__PROBLEM__
Please count the lines below that contain the word "this", and reply with that number alone.

__EXERCISE INPUTS__
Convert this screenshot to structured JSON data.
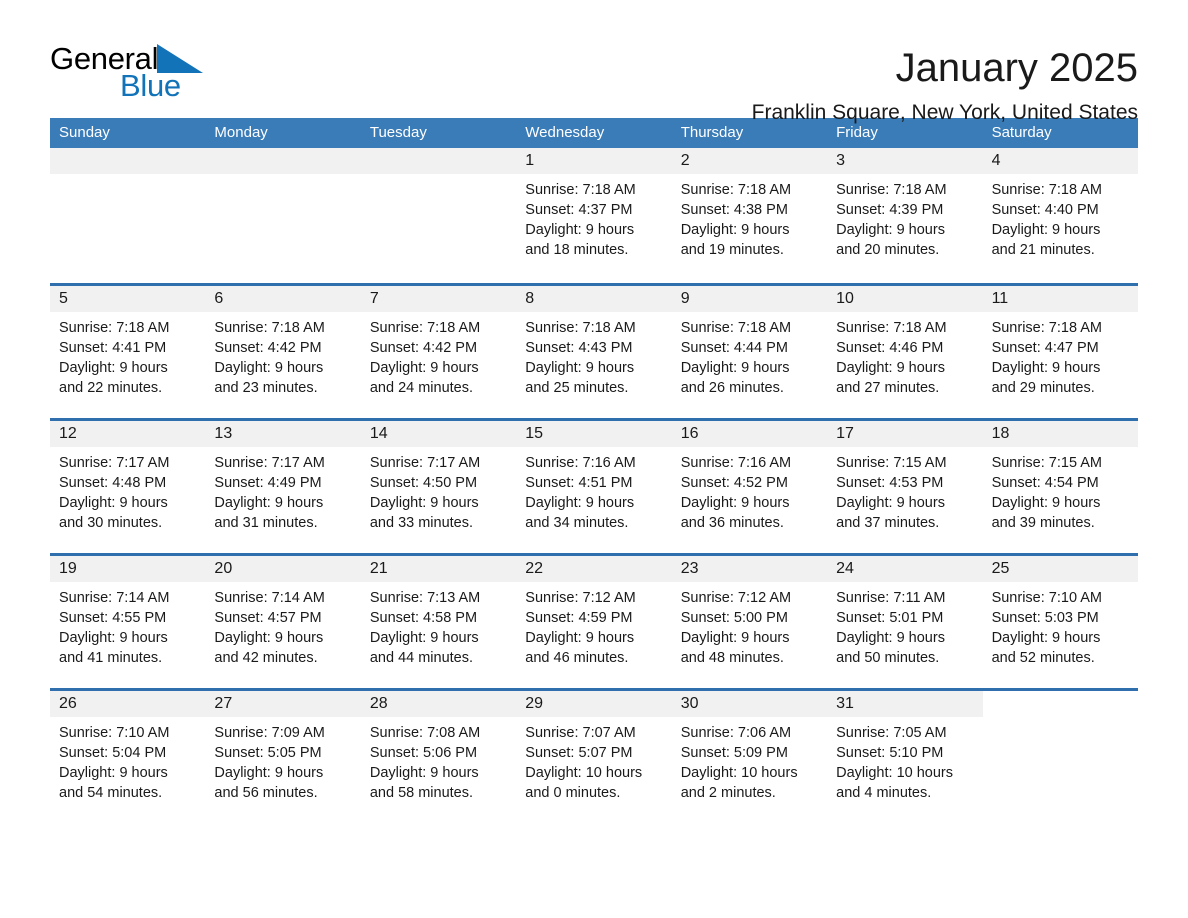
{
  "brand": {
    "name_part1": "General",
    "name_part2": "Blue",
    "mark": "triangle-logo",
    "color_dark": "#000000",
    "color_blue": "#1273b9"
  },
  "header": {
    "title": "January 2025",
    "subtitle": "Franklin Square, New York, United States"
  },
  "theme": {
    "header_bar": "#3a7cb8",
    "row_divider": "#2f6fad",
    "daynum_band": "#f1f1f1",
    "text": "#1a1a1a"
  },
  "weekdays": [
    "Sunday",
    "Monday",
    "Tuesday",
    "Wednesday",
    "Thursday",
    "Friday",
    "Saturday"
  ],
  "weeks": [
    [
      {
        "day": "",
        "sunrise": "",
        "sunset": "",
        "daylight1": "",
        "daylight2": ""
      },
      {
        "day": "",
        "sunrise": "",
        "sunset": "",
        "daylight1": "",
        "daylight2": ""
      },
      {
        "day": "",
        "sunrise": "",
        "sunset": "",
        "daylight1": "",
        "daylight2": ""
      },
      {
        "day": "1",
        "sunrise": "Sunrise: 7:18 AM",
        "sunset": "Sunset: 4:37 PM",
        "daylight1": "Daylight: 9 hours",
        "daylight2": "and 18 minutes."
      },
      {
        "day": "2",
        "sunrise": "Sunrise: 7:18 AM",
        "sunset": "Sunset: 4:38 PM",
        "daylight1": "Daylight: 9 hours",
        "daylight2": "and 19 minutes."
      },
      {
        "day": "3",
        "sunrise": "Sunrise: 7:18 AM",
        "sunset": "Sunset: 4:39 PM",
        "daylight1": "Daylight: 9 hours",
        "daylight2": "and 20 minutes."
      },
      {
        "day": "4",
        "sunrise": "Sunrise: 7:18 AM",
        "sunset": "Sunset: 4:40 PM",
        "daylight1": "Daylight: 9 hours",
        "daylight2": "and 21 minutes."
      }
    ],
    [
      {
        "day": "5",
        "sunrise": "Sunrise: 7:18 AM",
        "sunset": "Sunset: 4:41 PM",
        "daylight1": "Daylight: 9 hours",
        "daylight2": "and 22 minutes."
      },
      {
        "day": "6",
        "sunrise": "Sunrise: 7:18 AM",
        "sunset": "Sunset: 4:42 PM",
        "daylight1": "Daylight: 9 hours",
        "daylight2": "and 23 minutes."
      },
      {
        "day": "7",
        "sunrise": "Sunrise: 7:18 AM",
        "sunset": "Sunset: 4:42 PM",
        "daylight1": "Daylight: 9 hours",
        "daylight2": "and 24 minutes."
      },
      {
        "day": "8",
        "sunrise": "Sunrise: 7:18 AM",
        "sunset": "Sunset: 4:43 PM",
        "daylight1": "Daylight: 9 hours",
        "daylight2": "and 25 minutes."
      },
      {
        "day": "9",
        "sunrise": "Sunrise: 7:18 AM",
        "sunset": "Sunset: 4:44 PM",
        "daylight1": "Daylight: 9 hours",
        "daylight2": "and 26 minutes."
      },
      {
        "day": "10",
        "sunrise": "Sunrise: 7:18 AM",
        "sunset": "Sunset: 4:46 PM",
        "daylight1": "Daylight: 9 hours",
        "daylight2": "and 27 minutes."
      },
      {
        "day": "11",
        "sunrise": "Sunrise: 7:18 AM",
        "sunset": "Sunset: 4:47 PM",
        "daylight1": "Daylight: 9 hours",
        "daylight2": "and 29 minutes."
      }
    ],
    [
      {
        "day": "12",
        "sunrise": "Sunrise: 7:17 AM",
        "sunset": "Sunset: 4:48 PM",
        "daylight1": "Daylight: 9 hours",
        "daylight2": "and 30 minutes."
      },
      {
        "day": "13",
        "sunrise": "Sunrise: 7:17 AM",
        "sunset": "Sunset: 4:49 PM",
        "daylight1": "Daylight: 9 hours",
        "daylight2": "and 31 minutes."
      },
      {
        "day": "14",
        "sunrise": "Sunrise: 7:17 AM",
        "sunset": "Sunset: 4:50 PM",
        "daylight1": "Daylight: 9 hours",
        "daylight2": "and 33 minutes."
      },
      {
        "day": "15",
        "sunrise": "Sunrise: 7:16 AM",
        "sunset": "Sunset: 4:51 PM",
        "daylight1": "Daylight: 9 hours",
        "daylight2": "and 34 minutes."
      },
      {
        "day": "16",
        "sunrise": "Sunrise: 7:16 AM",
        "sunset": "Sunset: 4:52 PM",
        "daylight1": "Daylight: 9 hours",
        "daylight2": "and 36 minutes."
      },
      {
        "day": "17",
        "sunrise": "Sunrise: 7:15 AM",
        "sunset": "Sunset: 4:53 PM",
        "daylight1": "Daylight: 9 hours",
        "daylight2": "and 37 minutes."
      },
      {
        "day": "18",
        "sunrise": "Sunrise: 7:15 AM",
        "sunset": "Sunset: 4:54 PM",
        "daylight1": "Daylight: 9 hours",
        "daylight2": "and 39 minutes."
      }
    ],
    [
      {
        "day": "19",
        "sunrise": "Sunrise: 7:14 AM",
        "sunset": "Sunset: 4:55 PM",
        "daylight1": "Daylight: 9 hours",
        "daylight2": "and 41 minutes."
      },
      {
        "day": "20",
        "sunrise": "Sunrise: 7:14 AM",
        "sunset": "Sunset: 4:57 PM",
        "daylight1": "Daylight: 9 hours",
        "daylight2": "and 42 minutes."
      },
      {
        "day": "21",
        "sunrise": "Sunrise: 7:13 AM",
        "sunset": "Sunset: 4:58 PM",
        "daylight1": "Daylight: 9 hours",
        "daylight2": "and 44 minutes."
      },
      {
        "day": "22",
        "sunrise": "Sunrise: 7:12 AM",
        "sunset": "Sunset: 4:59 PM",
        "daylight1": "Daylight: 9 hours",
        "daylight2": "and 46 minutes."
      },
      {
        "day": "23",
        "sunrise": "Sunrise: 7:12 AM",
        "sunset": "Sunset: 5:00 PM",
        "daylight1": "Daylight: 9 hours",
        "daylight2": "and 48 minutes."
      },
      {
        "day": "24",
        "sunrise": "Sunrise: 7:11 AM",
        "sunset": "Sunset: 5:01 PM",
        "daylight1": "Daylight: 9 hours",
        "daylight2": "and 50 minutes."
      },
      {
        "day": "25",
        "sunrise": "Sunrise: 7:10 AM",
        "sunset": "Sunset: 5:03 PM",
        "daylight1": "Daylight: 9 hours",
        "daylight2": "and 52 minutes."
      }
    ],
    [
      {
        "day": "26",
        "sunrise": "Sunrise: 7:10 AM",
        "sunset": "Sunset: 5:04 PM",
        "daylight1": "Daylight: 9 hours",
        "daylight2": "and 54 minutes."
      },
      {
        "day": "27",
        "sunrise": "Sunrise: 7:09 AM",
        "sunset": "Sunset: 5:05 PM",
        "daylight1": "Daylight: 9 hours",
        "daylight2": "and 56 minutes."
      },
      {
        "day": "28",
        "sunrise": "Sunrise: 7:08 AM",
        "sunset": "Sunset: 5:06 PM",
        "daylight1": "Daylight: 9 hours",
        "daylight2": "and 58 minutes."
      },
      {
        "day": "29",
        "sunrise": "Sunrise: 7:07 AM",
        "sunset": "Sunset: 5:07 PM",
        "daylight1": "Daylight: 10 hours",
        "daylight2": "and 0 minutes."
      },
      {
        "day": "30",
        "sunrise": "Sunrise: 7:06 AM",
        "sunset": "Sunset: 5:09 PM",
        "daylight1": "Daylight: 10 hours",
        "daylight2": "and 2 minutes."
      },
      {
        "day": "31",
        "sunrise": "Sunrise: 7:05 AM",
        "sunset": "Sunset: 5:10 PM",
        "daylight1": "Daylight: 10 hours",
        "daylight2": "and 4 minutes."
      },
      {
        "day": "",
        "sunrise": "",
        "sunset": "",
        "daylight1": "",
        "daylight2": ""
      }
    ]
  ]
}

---

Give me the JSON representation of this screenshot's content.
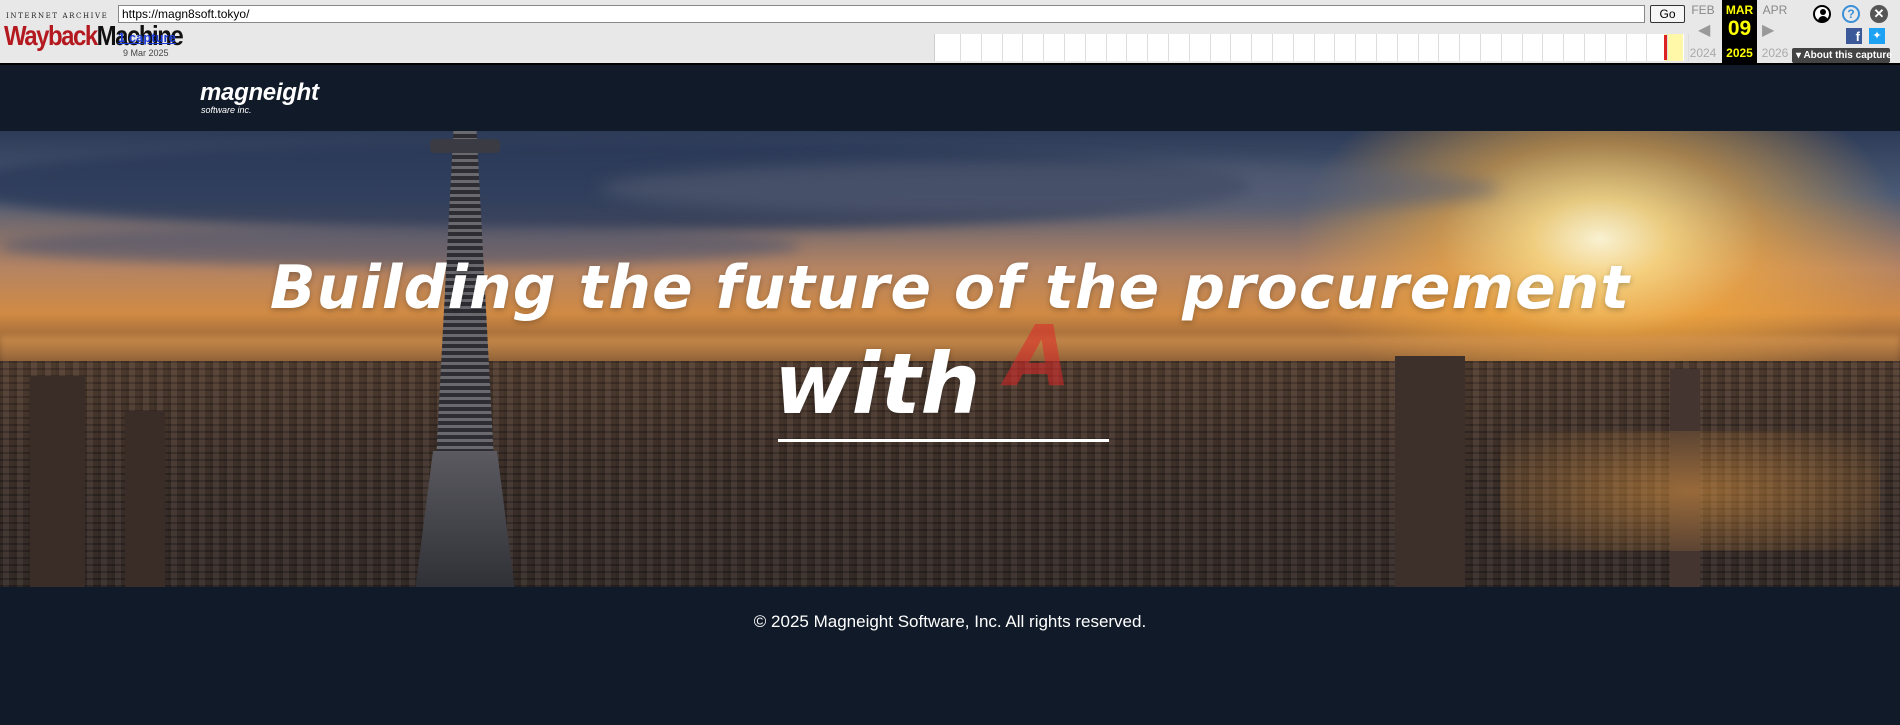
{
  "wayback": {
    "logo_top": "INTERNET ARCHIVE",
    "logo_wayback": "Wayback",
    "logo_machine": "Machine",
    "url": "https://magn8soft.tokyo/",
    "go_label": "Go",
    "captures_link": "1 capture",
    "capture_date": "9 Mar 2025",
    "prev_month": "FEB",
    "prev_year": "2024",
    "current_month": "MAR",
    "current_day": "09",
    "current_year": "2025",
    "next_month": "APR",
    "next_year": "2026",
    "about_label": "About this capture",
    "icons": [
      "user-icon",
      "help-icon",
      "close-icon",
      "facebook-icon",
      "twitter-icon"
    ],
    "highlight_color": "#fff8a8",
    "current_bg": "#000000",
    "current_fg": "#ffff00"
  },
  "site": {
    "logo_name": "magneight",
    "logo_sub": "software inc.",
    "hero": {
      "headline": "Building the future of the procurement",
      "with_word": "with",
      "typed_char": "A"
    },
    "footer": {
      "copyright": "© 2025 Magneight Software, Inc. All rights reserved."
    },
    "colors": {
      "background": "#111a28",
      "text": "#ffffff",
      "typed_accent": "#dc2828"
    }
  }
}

__SOLUTION TO THE PROBLEM__
3